The race plan seems simple. Walk six miles cross country uphill to the Poltimore Arms – the 13th century inn on the edge of Exmoor which is still not connected to mains electricity.
Runners change out of walking clothes and quick march to Five Barrows, an Exmoor highpoint with stunning views over North West Devon and Somerset. There starts the race proper, a nine-mile cross-country epic back to the school.
This is real cross country running – wet, windy, slippery and certainly not all downhill. The return run features several excruciating climbs – the worst being up the much feared and often-walked "Cleave".
The run has become such a part of West Buckland folklore that former pupils return eager to compete again, and now parents and family friends sign up for punishment. Yesterday's oldest competitor was 89 years old.

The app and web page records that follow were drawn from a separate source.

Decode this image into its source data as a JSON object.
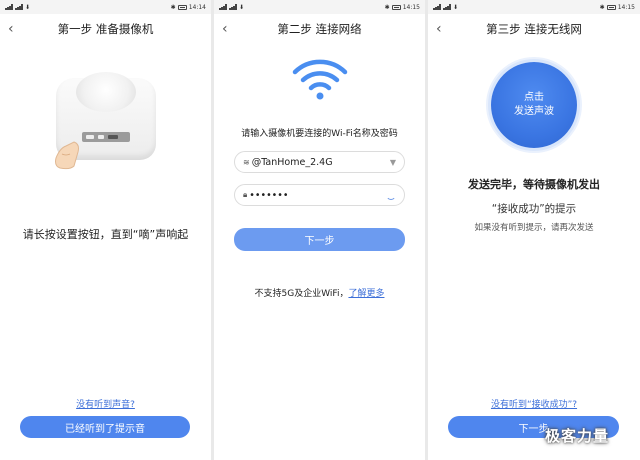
{
  "status_bars": [
    {
      "time": "14:14"
    },
    {
      "time": "14:15"
    },
    {
      "time": "14:15"
    }
  ],
  "screen1": {
    "title": "第一步 准备摄像机",
    "instruction": "请长按设置按钮，直到“嘀”声响起",
    "link": "没有听到声音?",
    "button": "已经听到了提示音"
  },
  "screen2": {
    "title": "第二步 连接网络",
    "instruction": "请输入摄像机要连接的Wi-Fi名称及密码",
    "ssid": "@TanHome_2.4G",
    "password": "•••••••",
    "button": "下一步",
    "note": "不支持5G及企业WiFi，",
    "note_link": "了解更多"
  },
  "screen3": {
    "title": "第三步 连接无线网",
    "circle_line1": "点击",
    "circle_line2": "发送声波",
    "status": "发送完毕，等待摄像机发出",
    "status2": "“接收成功”的提示",
    "hint": "如果没有听到提示，请再次发送",
    "link": "没有听到“接收成功”?",
    "button": "下一步"
  },
  "watermark": "极客力量",
  "colors": {
    "accent": "#4f86ee",
    "link": "#3d6fd8",
    "wifi": "#4a8ef0"
  },
  "icons": [
    "back-arrow-icon",
    "wifi-icon",
    "lock-icon",
    "dropdown-icon",
    "spinner-icon"
  ]
}
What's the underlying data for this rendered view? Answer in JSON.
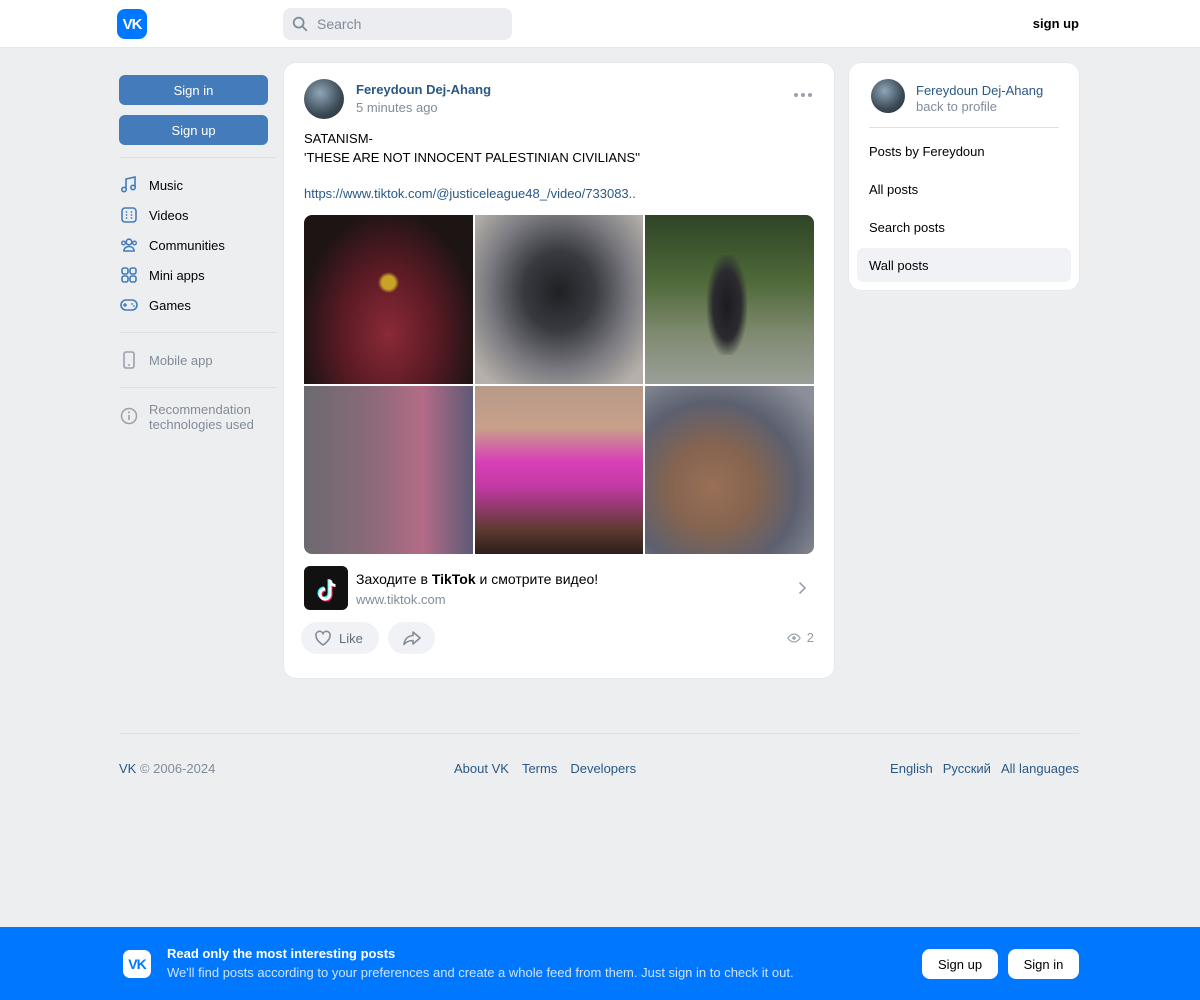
{
  "header": {
    "logo": "VK",
    "search_placeholder": "Search",
    "signup_link": "sign up"
  },
  "sidebar": {
    "signin_label": "Sign in",
    "signup_label": "Sign up",
    "items": [
      {
        "label": "Music",
        "icon": "music-icon"
      },
      {
        "label": "Videos",
        "icon": "video-icon"
      },
      {
        "label": "Communities",
        "icon": "communities-icon"
      },
      {
        "label": "Mini apps",
        "icon": "mini-apps-icon"
      },
      {
        "label": "Games",
        "icon": "gamepad-icon"
      }
    ],
    "mobile_app": "Mobile app",
    "recommendation": "Recommendation technologies used"
  },
  "post": {
    "author": "Fereydoun Dej-Ahang",
    "time": "5 minutes ago",
    "text_line1": "SATANISM-",
    "text_line2": "'THESE ARE NOT INNOCENT PALESTINIAN CIVILIANS''",
    "link": "https://www.tiktok.com/@justiceleague48_/video/733083..",
    "snippet": {
      "title_before": "Заходите в ",
      "title_brand": "TikTok",
      "title_after": " и смотрите видео!",
      "domain": "www.tiktok.com"
    },
    "like_label": "Like",
    "views": "2"
  },
  "profile_card": {
    "name": "Fereydoun Dej-Ahang",
    "back": "back to profile",
    "items": [
      {
        "label": "Posts by Fereydoun"
      },
      {
        "label": "All posts"
      },
      {
        "label": "Search posts"
      },
      {
        "label": "Wall posts"
      }
    ]
  },
  "footer": {
    "vk": "VK",
    "copyright": " © 2006-2024",
    "links": [
      "About VK",
      "Terms",
      "Developers"
    ],
    "languages": [
      "English",
      "Русский",
      "All languages"
    ]
  },
  "banner": {
    "logo": "VK",
    "title": "Read only the most interesting posts",
    "subtitle": "We'll find posts according to your preferences and create a whole feed from them. Just sign in to check it out.",
    "signup": "Sign up",
    "signin": "Sign in"
  },
  "colors": {
    "accent": "#0077ff",
    "button": "#447bba",
    "link": "#2a5885",
    "background": "#edeef0"
  }
}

"It's a unique event and one I think that the school and the pupils are very proud of," said Berwick Coates, West Buckland's archivist. "The whole school shuts down for The Exmoor day.
"It's important because it's tough, and everyone does it. When the whole school gathers afterwards, the atmosphere is full of excitement and the sense that they have all achieved something difficult." The Exmoor is the only surviving run of West Buckland's cross-country series. Past pupils may have competed in up to 15 runs. They all had names – the Bray, the Beeches, the Tuck, the Leary, the Westacott, the Stoodleigh, the Railway, the North-West, and the Long.